Chapter one takes on the contested definition of anarchy and the negative connotations dogging it. She addresses its past uses, its key exponents, the various forms the concept takes, and a quick history. Then, its critique of the State (not the same as society, and perhaps as government, a tricky distinction for some to parse and debate, as are power and authority as accepted or not) follows. "Natural" authority and "social" power precede her consideration of liberty. As she cites one thinker, liberty is granted, while one is born free. I found chapter three valuable for its investigation into competing arguments whether a natural, pre-industrial community of anarchists existed or survives today, and whether some older notions that anarchism imitates or returns to such a condition are upheld by anthropological evidence today. (Oddly, no mention of David Graeber appears here.)
Utopian experiments, including an aside to a New Zealand novel (one aspect of Kinna's study is that it looks a bit at Maori and Australian responses to anarchism, which get ignored in many European or British-centered studies) that smacks of the hippie era, find mention, as do the heavily analyzed (by others) experiments attempted in Spain and Ukraine during the past century. Primitivism gains throughout these sections extended attention, and Kinna shows in helpful charts how its precepts align or differ from the classic 19 and early-20c thinkers as well as some competitors from communitarians and anarcho-capitalists. The graphic summation of the range of responses by anarchists-with-adjectives helps greatly to illustrate their various positions.

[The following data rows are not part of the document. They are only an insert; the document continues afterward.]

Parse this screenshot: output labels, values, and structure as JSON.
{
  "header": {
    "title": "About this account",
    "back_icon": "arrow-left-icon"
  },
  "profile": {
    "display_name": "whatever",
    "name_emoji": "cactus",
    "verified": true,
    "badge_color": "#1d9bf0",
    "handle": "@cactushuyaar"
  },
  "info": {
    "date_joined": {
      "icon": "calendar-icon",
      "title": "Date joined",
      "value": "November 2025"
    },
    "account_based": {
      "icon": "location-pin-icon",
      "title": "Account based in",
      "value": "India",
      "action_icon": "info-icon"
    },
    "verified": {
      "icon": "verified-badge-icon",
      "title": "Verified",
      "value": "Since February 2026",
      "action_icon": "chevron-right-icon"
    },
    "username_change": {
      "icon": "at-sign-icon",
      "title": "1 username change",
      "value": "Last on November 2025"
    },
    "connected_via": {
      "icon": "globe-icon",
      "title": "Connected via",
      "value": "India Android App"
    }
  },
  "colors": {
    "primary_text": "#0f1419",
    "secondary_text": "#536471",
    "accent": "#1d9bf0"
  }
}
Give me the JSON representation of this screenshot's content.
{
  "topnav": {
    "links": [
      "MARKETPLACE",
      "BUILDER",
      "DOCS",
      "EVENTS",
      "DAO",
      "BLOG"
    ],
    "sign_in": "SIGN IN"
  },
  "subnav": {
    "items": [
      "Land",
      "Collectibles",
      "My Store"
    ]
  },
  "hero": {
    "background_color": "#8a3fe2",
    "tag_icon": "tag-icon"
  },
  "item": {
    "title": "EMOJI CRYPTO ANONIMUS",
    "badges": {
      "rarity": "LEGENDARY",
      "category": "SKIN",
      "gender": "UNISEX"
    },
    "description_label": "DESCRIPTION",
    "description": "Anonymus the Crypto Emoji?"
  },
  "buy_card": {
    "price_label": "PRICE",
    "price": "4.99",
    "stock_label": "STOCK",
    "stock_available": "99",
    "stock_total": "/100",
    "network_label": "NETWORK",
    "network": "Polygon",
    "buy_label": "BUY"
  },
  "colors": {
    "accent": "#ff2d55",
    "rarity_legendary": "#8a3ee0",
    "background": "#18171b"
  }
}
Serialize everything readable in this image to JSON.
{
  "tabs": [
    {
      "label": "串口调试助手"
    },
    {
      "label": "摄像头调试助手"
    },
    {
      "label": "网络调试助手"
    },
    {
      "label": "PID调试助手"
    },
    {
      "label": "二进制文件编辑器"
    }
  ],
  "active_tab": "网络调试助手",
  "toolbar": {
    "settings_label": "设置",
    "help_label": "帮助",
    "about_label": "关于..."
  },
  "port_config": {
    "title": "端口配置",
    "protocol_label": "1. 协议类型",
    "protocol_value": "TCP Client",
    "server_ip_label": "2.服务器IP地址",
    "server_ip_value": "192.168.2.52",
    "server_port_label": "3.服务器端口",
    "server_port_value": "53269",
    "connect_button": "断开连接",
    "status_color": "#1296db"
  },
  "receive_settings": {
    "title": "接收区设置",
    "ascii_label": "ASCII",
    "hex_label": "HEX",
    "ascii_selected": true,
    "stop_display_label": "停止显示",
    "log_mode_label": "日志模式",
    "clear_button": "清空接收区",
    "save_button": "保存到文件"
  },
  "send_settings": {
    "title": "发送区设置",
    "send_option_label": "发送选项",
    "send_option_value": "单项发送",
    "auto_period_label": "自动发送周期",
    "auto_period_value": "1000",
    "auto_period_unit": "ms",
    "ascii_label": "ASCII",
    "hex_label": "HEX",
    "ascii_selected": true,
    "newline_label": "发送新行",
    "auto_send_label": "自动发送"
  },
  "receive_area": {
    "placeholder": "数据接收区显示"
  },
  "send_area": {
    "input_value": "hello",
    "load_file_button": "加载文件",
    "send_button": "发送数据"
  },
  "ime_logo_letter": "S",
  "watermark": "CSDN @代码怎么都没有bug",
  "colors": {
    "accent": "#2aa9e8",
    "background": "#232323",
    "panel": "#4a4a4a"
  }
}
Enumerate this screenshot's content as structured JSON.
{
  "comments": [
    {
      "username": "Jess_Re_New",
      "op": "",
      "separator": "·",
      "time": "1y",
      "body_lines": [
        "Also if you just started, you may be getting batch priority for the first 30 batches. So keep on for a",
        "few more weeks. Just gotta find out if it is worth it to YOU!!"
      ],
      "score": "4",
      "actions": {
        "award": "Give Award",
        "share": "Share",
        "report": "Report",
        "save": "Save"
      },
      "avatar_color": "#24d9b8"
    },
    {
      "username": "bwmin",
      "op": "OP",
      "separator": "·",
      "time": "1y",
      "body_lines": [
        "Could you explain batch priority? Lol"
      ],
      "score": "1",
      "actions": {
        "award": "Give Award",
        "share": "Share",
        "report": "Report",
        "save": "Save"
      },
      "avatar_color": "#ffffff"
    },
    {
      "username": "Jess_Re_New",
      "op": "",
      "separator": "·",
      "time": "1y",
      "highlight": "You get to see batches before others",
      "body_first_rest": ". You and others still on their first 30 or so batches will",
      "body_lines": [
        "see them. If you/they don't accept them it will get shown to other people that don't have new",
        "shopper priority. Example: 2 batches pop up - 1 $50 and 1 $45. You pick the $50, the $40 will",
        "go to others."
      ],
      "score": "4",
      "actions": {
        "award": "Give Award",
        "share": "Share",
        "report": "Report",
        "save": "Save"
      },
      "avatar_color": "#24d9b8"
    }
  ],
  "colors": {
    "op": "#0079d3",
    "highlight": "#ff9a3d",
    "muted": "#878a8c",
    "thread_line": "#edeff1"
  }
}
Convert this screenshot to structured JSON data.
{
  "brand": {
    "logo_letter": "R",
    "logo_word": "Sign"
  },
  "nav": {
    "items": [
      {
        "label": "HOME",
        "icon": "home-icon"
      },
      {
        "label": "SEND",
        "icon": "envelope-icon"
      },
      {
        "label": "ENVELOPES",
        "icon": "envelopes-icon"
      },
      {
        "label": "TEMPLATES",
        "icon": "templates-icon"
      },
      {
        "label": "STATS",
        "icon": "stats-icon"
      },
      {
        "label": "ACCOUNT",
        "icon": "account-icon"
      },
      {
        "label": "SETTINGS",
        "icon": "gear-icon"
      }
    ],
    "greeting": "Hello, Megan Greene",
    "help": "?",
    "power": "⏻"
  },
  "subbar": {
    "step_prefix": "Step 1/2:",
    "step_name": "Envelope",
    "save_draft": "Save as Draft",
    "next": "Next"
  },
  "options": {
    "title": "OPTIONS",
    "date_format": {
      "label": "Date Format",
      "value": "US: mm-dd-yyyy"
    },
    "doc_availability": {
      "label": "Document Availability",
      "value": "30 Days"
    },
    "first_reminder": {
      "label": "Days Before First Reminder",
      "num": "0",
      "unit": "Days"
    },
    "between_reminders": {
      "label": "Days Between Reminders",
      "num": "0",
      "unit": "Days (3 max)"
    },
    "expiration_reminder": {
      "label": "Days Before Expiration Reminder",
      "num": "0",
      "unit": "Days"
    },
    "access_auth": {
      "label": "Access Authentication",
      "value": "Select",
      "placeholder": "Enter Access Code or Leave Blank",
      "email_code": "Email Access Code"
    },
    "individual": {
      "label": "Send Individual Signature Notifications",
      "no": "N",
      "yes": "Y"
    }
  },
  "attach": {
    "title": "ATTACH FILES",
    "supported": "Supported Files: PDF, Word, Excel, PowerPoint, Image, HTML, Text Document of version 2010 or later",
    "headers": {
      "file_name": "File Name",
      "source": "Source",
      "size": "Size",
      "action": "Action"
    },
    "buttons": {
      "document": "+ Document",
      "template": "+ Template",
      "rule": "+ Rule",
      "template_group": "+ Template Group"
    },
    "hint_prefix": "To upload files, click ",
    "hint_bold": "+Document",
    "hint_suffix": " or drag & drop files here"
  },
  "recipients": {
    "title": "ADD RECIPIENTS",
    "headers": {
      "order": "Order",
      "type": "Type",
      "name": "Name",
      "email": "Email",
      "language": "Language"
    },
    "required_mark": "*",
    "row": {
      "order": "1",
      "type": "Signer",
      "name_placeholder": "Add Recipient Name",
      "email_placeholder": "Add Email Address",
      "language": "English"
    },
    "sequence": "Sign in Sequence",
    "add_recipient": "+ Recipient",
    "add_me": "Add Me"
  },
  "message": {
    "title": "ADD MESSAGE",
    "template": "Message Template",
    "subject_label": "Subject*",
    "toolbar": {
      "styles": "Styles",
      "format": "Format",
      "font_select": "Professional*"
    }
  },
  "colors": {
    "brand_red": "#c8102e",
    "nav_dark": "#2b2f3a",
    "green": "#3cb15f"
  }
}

The last part looks at tactics, who takes charge, whether a platform, a union, a collective, or individuals take charge. The difficult questions of success given the scope of resistance vs. the crackdowns imposed, and the adjustments of earlier decades' models of factory workers or ruralists in terms of those in cubicles, in odd jobs or none, squatters, and the like get some mention. I'd have liked more on how workers in the electronic era and the age of dispersed work and downsizing and global competition might fare in relation to the sentiment that a general strike can bring down the system once and for all. Also, while Kinna shows how state socialism and Marxist models diverge from anarchism, and the dangers of compromise, she might have taken more time to address those who advocate or at least accept some cooperation with the political system to advance some change, in light of those who reject any such collaboration as unacceptable. In light of present protests and the indifference many have shown towards anti-globalization campaigns and actions, how to get anarchism taken seriously appears still a topic needing more reflection and more guidance. However, her closing portions, as to tactics, seem to hint pacifism may not suffice. (Amazon US 6-12-14)